The world went app crazy last year. You couldn't move for an iPhone app being released from top brands to small developers. Angry Birds dominated success stories. Towards the end of the year though, and certainly the start of this year, there's a distinct sea change occurring, as the hype dies down and the hysteria subsides. The sea change is away from apps and towards mobile optimised websites. Classically, the argument for native applications was that they had slicker user interfaces, sometimes didn't require a user interface, and could be better controlled. The problem is that you need to make one app per platform (to do it properly). Now roll back a year and you only really had two to worry about - Apple and BlackBerry, with Android coming up close behind.

Now though, we have to consider Apple (iPhone and iPad), Android, BlackBerry and Nokia's Ovi at the very least. Apps therefore are getting more expensive to make in order to work across the board.

Furthermore, there's evidence now that users, for certain tasks (especially shopping) prefer using their mobile browser and not having to get an app (check out the evidence here)

What's even more encouraging is that some of the major players in UK ecommerce are using mobile sites and not being seduced by apps, like John Lewis and ASOS and doing a great job of it as well.

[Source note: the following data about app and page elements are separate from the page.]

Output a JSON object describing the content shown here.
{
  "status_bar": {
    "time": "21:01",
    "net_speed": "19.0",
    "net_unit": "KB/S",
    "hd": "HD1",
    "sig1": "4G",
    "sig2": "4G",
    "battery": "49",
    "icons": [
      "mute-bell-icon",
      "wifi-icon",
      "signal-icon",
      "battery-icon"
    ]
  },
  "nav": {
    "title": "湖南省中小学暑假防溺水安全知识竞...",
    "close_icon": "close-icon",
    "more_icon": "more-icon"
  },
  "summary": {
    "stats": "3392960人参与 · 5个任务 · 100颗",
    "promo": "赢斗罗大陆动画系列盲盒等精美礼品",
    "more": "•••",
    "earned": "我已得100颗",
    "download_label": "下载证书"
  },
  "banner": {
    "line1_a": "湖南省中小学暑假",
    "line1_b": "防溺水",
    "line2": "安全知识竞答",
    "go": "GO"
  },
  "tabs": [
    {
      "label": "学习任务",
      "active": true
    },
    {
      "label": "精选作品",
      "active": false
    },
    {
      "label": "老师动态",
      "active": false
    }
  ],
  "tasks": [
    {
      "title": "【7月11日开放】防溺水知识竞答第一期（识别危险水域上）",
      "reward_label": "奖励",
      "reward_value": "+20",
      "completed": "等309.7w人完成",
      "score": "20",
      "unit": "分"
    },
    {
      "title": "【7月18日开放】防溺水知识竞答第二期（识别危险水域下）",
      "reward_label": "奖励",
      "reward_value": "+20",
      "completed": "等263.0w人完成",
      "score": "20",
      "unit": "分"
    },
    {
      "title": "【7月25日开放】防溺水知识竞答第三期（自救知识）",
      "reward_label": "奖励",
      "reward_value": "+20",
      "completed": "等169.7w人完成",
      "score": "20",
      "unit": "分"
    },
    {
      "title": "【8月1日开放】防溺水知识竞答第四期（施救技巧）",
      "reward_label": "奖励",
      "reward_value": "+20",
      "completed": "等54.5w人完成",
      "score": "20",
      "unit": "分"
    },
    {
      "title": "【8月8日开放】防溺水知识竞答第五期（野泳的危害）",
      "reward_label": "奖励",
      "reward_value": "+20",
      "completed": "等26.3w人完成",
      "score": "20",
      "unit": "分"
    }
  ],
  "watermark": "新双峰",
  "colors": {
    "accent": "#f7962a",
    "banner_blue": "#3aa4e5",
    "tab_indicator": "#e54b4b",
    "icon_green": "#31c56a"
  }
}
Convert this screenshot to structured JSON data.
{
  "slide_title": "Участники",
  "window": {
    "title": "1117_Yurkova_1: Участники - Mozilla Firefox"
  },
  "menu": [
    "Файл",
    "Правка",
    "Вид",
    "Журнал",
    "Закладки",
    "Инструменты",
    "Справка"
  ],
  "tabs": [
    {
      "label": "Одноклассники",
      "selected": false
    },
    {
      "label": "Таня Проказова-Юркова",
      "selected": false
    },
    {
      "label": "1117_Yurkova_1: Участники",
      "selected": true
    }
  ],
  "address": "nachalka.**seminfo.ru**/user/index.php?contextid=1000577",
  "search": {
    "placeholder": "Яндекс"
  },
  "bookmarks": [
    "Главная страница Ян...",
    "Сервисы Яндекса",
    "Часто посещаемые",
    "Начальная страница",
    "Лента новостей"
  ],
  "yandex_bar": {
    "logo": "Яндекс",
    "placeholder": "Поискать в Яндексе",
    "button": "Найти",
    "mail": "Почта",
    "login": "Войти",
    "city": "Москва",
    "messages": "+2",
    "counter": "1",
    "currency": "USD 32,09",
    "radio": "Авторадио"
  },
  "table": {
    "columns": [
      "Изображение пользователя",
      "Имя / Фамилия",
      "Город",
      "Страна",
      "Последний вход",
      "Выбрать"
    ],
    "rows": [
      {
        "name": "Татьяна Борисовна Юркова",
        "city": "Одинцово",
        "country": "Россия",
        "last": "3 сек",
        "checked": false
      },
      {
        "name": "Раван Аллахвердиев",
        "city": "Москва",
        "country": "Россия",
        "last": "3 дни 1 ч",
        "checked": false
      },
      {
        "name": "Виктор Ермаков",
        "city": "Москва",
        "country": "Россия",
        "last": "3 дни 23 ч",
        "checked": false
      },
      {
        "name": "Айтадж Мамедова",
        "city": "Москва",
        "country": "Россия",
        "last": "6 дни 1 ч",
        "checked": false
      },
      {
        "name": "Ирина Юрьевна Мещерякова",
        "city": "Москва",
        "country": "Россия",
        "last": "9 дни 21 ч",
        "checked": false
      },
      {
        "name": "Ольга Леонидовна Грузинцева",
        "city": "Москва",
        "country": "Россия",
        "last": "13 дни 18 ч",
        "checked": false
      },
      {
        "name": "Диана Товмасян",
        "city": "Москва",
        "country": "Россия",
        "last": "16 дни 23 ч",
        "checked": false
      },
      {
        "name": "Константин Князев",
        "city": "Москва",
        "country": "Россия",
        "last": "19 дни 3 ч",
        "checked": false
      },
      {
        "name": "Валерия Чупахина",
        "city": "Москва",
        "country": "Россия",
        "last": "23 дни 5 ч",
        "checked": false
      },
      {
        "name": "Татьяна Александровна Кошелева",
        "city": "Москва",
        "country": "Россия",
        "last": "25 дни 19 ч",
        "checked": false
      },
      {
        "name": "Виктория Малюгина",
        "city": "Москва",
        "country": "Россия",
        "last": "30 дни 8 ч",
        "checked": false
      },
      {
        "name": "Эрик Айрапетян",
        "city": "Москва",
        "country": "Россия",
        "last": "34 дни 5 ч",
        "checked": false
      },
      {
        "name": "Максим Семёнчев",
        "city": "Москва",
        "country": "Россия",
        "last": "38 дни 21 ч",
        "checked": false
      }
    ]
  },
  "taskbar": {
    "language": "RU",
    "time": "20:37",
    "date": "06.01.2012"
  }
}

The bottom line here is simple - make sure that whatever mobile strategy you're planning for your brand, think about why you are doing it, why the user is going to interact with you in a mobile context and therefore what route is right for you. Chances are a mobile optimised site is the way to go. Especially as with all the devices, tablets and screen sizes to come - you're no longer in control in a way that's never happened before.